Directions: The following entries are to be repeated exactly, and the pictures are to be left behind.
---------- Material provided
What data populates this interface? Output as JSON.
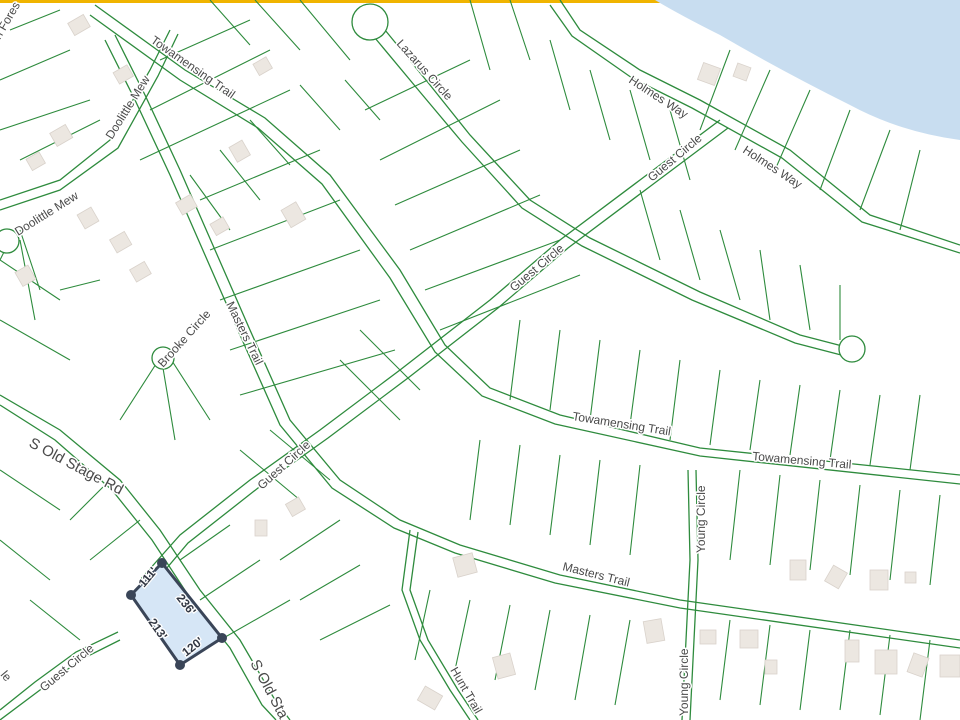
{
  "colors": {
    "parcel_line": "#2e8b3d",
    "water": "#c8ddf0",
    "top_bar": "#f0b400",
    "selected_fill": "#d6e6f6",
    "selected_outline": "#3a4558",
    "building": "#ece7e1"
  },
  "streets": {
    "forest": "n Fores",
    "towamensing_trail": "Towamensing Trail",
    "lazarus_circle": "Lazarus Circle",
    "holmes_way": "Holmes Way",
    "doolittle_mew": "Doolittle Mew",
    "guest_circle": "Guest Circle",
    "brooke_circle": "Brooke Circle",
    "masters_trail": "Masters Trail",
    "s_old_stage_rd": "S Old Stage Rd",
    "s_old_sta": "S Old Sta",
    "young_circle": "Young Circle",
    "hunt_trail": "Hunt Trail",
    "edge_le": "le"
  },
  "selected_parcel": {
    "dimensions": {
      "north": "111'",
      "east": "236'",
      "west": "213'",
      "south": "120'"
    }
  }
}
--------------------
Solution to this exercise:
What data populates this interface? Output as JSON.
{
  "colors": {
    "parcel_line": "#2e8b3d",
    "water": "#c8ddf0",
    "top_bar": "#f0b400",
    "selected_fill": "#d6e6f6",
    "selected_outline": "#3a4558",
    "building": "#ece7e1"
  },
  "streets": {
    "forest": "n Fores",
    "towamensing_trail": "Towamensing Trail",
    "lazarus_circle": "Lazarus Circle",
    "holmes_way": "Holmes Way",
    "doolittle_mew": "Doolittle Mew",
    "guest_circle": "Guest Circle",
    "brooke_circle": "Brooke Circle",
    "masters_trail": "Masters Trail",
    "s_old_stage_rd": "S Old Stage Rd",
    "s_old_sta": "S Old Sta",
    "young_circle": "Young Circle",
    "hunt_trail": "Hunt Trail",
    "edge_le": "le"
  },
  "selected_parcel": {
    "dimensions": {
      "north": "111'",
      "east": "236'",
      "west": "213'",
      "south": "120'"
    }
  }
}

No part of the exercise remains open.